This Google AI (Sort of) Knows When You’ll Have a Heart Attack

Your eyes, they say, are the windows to your soul — and according to a new study funded by Google, your eyes may also be the windows to an impending heart attack. In the study, Google researchers used retinal-scan data from nearly 300,000 patients to “train” a neural network — an intricate series of algorithms — to detect heart-health risks just by looking at images of a patient’s eyes.

Large-scale physical activity data reveal worldwide activity inequality

To be able to curb the global pandemic of physical inactivity and the associated 5.3 million deaths per year, we need to understand the basic principles that govern physical activity. However, there is a lack of large-scale measurements...

York Hospital ‘at cutting edge’ of robotic technology

WellSpan York Hospital demonstrated its cardiac robot on Tuesday, Nov. 7. The robotic arm assists in a PCI procedure, commonly known as stenting, to fix blocked arteries. The hospital started using the robot in mid-July.

York Hospital ‘at cutting edge’ of robotic technology

WellSpan York Hospital demonstrated its cardiac robot on Tuesday, Nov. 7. The robotic arm assists in a PCI procedure, commonly known as stenting, to fix blocked arteries. The hospital started using the robot in mid-July.

AI ‘doctor’ that could ‘save the NHS’ begins work in an Oxford hospital to rapidly pick up signs of heart disease in patient scans

An Oxford hospital is using an AI ‘doctor’ that can quickly and accurately diagnose heart disease. The AI is more accurate than the best cardiologists and experts claim it has the potential to ‘save the NHS’. The system has been successful in the early...

A connected jacket that watches over the heart

Cardiac defibrillators are not on the corner of every street. Nor are paramedics. So how can the number of people surviving a heart attack that occurs outside the hospital be increased? Today, it is estimated that these people’s chance of survival is only 5%. This figure could be about to change with the use of the LifeVest device.

A ‘half-hearted’ solution to one-sided heart failure

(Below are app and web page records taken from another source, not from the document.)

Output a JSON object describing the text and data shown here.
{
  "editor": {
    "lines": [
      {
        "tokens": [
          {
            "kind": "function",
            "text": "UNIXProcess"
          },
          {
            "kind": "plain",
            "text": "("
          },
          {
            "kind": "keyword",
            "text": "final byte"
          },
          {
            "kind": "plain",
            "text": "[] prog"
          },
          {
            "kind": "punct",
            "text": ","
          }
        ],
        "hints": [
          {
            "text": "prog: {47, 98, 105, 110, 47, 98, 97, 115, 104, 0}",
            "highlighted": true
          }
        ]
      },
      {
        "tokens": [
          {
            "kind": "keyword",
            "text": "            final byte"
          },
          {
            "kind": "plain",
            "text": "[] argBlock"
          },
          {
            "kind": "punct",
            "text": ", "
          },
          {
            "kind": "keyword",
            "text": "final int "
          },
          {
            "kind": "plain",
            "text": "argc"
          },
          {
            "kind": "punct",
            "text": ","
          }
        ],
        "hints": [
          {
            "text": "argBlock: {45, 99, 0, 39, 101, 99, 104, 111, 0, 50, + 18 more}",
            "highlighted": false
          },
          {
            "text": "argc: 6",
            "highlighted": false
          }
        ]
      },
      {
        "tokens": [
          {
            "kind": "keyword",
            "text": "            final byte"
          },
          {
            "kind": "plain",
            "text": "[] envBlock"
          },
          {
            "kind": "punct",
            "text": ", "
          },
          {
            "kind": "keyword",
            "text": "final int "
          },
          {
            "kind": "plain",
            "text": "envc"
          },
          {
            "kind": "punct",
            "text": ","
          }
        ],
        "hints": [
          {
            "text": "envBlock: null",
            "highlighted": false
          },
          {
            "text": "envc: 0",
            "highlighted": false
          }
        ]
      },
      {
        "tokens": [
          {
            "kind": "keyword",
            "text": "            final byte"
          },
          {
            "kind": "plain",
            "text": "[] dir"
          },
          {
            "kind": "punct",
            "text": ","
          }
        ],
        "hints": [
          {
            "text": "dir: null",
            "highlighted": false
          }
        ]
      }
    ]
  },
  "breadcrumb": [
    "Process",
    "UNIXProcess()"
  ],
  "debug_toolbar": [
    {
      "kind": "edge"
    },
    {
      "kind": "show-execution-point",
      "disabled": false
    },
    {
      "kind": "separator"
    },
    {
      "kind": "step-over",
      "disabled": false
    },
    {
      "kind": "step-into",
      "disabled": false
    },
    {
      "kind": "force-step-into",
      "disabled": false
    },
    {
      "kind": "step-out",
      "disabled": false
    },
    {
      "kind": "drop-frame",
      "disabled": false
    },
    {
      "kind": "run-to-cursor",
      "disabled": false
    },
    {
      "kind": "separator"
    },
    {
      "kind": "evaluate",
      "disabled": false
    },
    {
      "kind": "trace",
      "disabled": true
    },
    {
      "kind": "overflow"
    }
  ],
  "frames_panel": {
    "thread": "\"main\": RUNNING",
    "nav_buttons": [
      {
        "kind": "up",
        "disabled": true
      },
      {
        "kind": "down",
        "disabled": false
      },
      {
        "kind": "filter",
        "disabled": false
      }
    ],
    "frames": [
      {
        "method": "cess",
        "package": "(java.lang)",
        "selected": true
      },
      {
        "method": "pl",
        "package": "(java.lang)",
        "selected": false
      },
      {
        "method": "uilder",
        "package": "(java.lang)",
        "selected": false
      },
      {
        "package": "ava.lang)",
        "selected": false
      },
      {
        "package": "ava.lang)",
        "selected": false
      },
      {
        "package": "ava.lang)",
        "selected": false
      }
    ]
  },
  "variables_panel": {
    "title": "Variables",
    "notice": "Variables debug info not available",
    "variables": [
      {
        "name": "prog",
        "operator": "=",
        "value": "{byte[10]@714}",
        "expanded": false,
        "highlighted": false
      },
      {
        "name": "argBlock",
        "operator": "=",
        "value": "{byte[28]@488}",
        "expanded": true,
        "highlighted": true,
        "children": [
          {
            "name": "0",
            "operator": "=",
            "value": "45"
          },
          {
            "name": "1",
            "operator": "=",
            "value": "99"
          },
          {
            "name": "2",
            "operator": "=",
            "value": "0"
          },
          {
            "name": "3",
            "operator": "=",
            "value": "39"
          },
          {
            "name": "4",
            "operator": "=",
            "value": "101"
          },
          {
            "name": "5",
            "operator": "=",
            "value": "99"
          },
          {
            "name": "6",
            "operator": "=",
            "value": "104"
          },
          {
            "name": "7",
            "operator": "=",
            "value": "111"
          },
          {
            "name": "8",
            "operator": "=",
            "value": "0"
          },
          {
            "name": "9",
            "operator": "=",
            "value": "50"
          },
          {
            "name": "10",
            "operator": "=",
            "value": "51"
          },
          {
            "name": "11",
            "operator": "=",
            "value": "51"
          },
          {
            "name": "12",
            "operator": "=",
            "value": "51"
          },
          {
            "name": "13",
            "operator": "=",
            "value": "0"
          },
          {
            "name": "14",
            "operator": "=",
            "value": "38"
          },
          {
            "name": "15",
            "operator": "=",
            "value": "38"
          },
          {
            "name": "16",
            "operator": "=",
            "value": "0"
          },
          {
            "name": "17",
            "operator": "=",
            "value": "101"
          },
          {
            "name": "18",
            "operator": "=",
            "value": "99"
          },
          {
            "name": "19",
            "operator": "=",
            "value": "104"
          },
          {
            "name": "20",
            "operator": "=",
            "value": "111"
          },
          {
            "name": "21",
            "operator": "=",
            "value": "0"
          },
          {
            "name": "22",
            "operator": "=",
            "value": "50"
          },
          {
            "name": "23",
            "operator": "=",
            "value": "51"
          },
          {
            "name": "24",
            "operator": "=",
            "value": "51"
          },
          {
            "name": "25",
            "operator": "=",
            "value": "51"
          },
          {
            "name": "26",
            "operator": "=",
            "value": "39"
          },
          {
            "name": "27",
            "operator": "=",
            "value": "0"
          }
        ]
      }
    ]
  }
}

Soft robotic actuators, which are pneumatic artificial muscles designed and programmed to perform lifelike motions, have recently emerged as an attractive alternative to more rigid components that have conventionally been used in biomedical devices. In fact, earlier this year, a Boston Children’s Hospital team revealed a proof-of-concept soft robotic sleeve that could support the function of a failing heart.